Exercise directions >> Output the records that follow, keeping every line exactly as it is.

+++ Extracted entries

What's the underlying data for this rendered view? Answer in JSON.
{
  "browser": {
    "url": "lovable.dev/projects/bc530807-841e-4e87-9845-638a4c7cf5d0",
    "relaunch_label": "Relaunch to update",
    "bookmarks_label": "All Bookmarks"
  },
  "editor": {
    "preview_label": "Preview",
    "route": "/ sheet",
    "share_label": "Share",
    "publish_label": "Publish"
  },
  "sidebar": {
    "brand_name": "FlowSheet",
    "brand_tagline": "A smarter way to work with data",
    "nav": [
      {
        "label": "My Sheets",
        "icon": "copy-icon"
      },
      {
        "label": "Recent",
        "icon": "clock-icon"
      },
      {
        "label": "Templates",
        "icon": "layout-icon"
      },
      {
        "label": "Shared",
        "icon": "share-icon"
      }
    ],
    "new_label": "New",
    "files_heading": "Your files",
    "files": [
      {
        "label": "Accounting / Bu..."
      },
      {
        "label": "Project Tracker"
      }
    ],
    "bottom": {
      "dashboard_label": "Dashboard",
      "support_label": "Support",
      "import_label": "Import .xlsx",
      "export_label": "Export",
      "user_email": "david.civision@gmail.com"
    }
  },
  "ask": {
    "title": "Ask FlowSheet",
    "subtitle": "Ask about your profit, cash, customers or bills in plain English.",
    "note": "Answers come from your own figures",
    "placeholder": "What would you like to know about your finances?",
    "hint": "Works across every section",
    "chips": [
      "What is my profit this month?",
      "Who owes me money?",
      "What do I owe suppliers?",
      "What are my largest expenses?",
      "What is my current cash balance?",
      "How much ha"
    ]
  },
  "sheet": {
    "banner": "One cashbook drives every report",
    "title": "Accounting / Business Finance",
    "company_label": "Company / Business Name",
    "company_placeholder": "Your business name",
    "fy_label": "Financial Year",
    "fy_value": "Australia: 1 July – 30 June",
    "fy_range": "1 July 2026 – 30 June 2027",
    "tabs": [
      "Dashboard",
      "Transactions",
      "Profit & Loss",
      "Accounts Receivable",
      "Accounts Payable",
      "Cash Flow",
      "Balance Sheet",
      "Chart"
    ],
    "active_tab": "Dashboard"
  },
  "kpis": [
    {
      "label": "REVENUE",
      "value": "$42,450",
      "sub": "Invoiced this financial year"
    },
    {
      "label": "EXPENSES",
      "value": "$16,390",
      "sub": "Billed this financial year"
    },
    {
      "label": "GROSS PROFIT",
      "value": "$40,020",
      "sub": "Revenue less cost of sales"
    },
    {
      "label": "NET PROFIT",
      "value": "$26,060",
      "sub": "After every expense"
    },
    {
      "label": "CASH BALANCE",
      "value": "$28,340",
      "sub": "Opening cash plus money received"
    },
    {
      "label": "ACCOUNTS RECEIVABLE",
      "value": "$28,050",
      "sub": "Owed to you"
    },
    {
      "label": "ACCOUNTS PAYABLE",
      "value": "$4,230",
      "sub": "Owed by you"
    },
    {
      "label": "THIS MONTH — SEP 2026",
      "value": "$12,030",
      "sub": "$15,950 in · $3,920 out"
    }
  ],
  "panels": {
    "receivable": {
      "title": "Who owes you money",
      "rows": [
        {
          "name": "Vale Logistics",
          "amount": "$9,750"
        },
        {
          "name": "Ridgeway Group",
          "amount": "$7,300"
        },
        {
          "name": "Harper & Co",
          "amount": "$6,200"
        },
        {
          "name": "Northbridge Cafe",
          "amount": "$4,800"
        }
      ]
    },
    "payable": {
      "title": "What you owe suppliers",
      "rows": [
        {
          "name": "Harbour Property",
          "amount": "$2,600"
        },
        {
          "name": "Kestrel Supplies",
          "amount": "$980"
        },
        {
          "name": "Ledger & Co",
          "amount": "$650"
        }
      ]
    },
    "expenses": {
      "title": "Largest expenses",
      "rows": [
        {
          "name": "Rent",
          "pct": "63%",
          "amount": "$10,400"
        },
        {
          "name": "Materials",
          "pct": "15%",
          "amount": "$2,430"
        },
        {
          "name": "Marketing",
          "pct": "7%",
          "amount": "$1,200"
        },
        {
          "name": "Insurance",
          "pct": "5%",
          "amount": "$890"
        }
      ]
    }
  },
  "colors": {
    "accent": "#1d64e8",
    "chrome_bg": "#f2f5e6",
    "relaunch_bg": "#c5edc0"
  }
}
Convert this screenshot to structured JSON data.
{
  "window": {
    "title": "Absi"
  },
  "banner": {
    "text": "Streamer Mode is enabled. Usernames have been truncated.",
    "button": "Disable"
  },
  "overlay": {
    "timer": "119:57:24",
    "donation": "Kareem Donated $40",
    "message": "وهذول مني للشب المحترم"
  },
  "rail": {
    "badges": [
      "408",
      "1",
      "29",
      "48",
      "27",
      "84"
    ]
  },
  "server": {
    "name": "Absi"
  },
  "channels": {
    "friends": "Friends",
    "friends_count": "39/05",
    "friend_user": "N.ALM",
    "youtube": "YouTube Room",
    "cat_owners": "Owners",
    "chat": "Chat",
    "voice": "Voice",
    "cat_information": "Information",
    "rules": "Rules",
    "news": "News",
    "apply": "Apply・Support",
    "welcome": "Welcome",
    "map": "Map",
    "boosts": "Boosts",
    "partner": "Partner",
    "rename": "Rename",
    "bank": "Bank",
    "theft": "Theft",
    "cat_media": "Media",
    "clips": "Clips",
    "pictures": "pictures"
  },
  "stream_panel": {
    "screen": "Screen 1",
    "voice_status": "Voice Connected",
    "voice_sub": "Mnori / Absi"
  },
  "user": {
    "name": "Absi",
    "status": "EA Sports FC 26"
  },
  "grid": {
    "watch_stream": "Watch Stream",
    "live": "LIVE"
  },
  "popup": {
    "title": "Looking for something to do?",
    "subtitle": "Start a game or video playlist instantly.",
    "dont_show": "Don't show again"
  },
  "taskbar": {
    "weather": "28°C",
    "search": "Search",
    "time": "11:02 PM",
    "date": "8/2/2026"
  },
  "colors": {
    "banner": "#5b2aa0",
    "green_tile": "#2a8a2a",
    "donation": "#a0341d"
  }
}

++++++

Solution for this problem >>
What's the underlying data for this rendered view? Answer in JSON.
{
  "browser": {
    "url": "lovable.dev/projects/bc530807-841e-4e87-9845-638a4c7cf5d0",
    "relaunch_label": "Relaunch to update",
    "bookmarks_label": "All Bookmarks"
  },
  "editor": {
    "preview_label": "Preview",
    "route": "/ sheet",
    "share_label": "Share",
    "publish_label": "Publish"
  },
  "sidebar": {
    "brand_name": "FlowSheet",
    "brand_tagline": "A smarter way to work with data",
    "nav": [
      {
        "label": "My Sheets",
        "icon": "copy-icon"
      },
      {
        "label": "Recent",
        "icon": "clock-icon"
      },
      {
        "label": "Templates",
        "icon": "layout-icon"
      },
      {
        "label": "Shared",
        "icon": "share-icon"
      }
    ],
    "new_label": "New",
    "files_heading": "Your files",
    "files": [
      {
        "label": "Accounting / Bu..."
      },
      {
        "label": "Project Tracker"
      }
    ],
    "bottom": {
      "dashboard_label": "Dashboard",
      "support_label": "Support",
      "import_label": "Import .xlsx",
      "export_label": "Export",
      "user_email": "david.civision@gmail.com"
    }
  },
  "ask": {
    "title": "Ask FlowSheet",
    "subtitle": "Ask about your profit, cash, customers or bills in plain English.",
    "note": "Answers come from your own figures",
    "placeholder": "What would you like to know about your finances?",
    "hint": "Works across every section",
    "chips": [
      "What is my profit this month?",
      "Who owes me money?",
      "What do I owe suppliers?",
      "What are my largest expenses?",
      "What is my current cash balance?",
      "How much ha"
    ]
  },
  "sheet": {
    "banner": "One cashbook drives every report",
    "title": "Accounting / Business Finance",
    "company_label": "Company / Business Name",
    "company_placeholder": "Your business name",
    "fy_label": "Financial Year",
    "fy_value": "Australia: 1 July – 30 June",
    "fy_range": "1 July 2026 – 30 June 2027",
    "tabs": [
      "Dashboard",
      "Transactions",
      "Profit & Loss",
      "Accounts Receivable",
      "Accounts Payable",
      "Cash Flow",
      "Balance Sheet",
      "Chart"
    ],
    "active_tab": "Dashboard"
  },
  "kpis": [
    {
      "label": "REVENUE",
      "value": "$42,450",
      "sub": "Invoiced this financial year"
    },
    {
      "label": "EXPENSES",
      "value": "$16,390",
      "sub": "Billed this financial year"
    },
    {
      "label": "GROSS PROFIT",
      "value": "$40,020",
      "sub": "Revenue less cost of sales"
    },
    {
      "label": "NET PROFIT",
      "value": "$26,060",
      "sub": "After every expense"
    },
    {
      "label": "CASH BALANCE",
      "value": "$28,340",
      "sub": "Opening cash plus money received"
    },
    {
      "label": "ACCOUNTS RECEIVABLE",
      "value": "$28,050",
      "sub": "Owed to you"
    },
    {
      "label": "ACCOUNTS PAYABLE",
      "value": "$4,230",
      "sub": "Owed by you"
    },
    {
      "label": "THIS MONTH — SEP 2026",
      "value": "$12,030",
      "sub": "$15,950 in · $3,920 out"
    }
  ],
  "panels": {
    "receivable": {
      "title": "Who owes you money",
      "rows": [
        {
          "name": "Vale Logistics",
          "amount": "$9,750"
        },
        {
          "name": "Ridgeway Group",
          "amount": "$7,300"
        },
        {
          "name": "Harper & Co",
          "amount": "$6,200"
        },
        {
          "name": "Northbridge Cafe",
          "amount": "$4,800"
        }
      ]
    },
    "payable": {
      "title": "What you owe suppliers",
      "rows": [
        {
          "name": "Harbour Property",
          "amount": "$2,600"
        },
        {
          "name": "Kestrel Supplies",
          "amount": "$980"
        },
        {
          "name": "Ledger & Co",
          "amount": "$650"
        }
      ]
    },
    "expenses": {
      "title": "Largest expenses",
      "rows": [
        {
          "name": "Rent",
          "pct": "63%",
          "amount": "$10,400"
        },
        {
          "name": "Materials",
          "pct": "15%",
          "amount": "$2,430"
        },
        {
          "name": "Marketing",
          "pct": "7%",
          "amount": "$1,200"
        },
        {
          "name": "Insurance",
          "pct": "5%",
          "amount": "$890"
        }
      ]
    }
  },
  "colors": {
    "accent": "#1d64e8",
    "chrome_bg": "#f2f5e6",
    "relaunch_bg": "#c5edc0"
  }
}
Convert this screenshot to structured JSON data.
{
  "window": {
    "title": "Absi"
  },
  "banner": {
    "text": "Streamer Mode is enabled. Usernames have been truncated.",
    "button": "Disable"
  },
  "overlay": {
    "timer": "119:57:24",
    "donation": "Kareem Donated $40",
    "message": "وهذول مني للشب المحترم"
  },
  "rail": {
    "badges": [
      "408",
      "1",
      "29",
      "48",
      "27",
      "84"
    ]
  },
  "server": {
    "name": "Absi"
  },
  "channels": {
    "friends": "Friends",
    "friends_count": "39/05",
    "friend_user": "N.ALM",
    "youtube": "YouTube Room",
    "cat_owners": "Owners",
    "chat": "Chat",
    "voice": "Voice",
    "cat_information": "Information",
    "rules": "Rules",
    "news": "News",
    "apply": "Apply・Support",
    "welcome": "Welcome",
    "map": "Map",
    "boosts": "Boosts",
    "partner": "Partner",
    "rename": "Rename",
    "bank": "Bank",
    "theft": "Theft",
    "cat_media": "Media",
    "clips": "Clips",
    "pictures": "pictures"
  },
  "stream_panel": {
    "screen": "Screen 1",
    "voice_status": "Voice Connected",
    "voice_sub": "Mnori / Absi"
  },
  "user": {
    "name": "Absi",
    "status": "EA Sports FC 26"
  },
  "grid": {
    "watch_stream": "Watch Stream",
    "live": "LIVE"
  },
  "popup": {
    "title": "Looking for something to do?",
    "subtitle": "Start a game or video playlist instantly.",
    "dont_show": "Don't show again"
  },
  "taskbar": {
    "weather": "28°C",
    "search": "Search",
    "time": "11:02 PM",
    "date": "8/2/2026"
  },
  "colors": {
    "banner": "#5b2aa0",
    "green_tile": "#2a8a2a",
    "donation": "#a0341d"
  }
}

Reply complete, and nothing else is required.